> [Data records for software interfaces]
◇ ◇ ◇ ◇

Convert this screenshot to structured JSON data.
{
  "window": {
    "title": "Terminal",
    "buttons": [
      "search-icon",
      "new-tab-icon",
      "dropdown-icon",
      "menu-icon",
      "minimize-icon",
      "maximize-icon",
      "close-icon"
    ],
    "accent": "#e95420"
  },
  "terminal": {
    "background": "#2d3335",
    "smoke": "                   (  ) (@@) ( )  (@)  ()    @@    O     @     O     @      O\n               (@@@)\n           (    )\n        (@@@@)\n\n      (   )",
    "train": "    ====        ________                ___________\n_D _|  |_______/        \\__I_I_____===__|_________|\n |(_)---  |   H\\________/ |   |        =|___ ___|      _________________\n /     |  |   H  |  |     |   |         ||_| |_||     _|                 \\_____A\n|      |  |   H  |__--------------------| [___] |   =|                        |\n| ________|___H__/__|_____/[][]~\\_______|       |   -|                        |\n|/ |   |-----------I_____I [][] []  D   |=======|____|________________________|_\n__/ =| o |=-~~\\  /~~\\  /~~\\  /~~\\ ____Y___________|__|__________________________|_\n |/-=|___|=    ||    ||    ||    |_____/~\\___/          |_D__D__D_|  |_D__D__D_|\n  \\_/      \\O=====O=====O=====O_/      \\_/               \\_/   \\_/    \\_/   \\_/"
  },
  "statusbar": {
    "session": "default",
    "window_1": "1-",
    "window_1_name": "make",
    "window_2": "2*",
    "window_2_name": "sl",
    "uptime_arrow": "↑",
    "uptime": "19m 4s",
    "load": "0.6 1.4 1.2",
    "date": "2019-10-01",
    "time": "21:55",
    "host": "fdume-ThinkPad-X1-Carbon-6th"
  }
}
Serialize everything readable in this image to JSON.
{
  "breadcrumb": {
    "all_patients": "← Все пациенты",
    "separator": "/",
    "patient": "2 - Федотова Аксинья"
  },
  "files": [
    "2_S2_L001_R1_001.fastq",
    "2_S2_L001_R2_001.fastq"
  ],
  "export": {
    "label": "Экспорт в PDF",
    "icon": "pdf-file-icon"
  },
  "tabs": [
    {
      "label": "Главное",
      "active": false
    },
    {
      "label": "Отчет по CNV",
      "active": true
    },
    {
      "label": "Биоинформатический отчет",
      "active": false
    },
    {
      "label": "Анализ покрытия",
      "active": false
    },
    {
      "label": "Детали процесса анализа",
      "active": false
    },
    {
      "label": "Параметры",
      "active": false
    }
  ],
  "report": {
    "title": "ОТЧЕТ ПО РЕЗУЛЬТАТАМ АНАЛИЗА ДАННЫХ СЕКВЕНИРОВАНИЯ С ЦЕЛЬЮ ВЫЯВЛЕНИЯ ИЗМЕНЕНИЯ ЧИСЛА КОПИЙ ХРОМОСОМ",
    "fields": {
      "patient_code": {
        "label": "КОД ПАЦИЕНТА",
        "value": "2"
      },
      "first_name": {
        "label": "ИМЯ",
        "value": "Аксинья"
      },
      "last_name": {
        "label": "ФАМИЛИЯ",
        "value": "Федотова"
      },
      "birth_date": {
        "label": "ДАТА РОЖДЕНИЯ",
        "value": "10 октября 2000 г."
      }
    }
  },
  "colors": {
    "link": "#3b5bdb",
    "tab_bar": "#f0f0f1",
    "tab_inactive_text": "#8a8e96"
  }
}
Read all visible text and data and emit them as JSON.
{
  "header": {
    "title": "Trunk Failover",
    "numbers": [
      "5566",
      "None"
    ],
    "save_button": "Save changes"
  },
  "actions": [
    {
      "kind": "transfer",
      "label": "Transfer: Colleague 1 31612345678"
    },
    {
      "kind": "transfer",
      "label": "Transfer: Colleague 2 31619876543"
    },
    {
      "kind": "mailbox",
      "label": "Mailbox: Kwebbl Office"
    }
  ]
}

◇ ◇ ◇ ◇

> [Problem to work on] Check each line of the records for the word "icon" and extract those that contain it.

> [Solution to this problem]
      "search-icon",
      "new-tab-icon",
      "dropdown-icon",
      "menu-icon",
      "minimize-icon",
      "maximize-icon",
      "close-icon"
    "icon": "pdf-file-icon"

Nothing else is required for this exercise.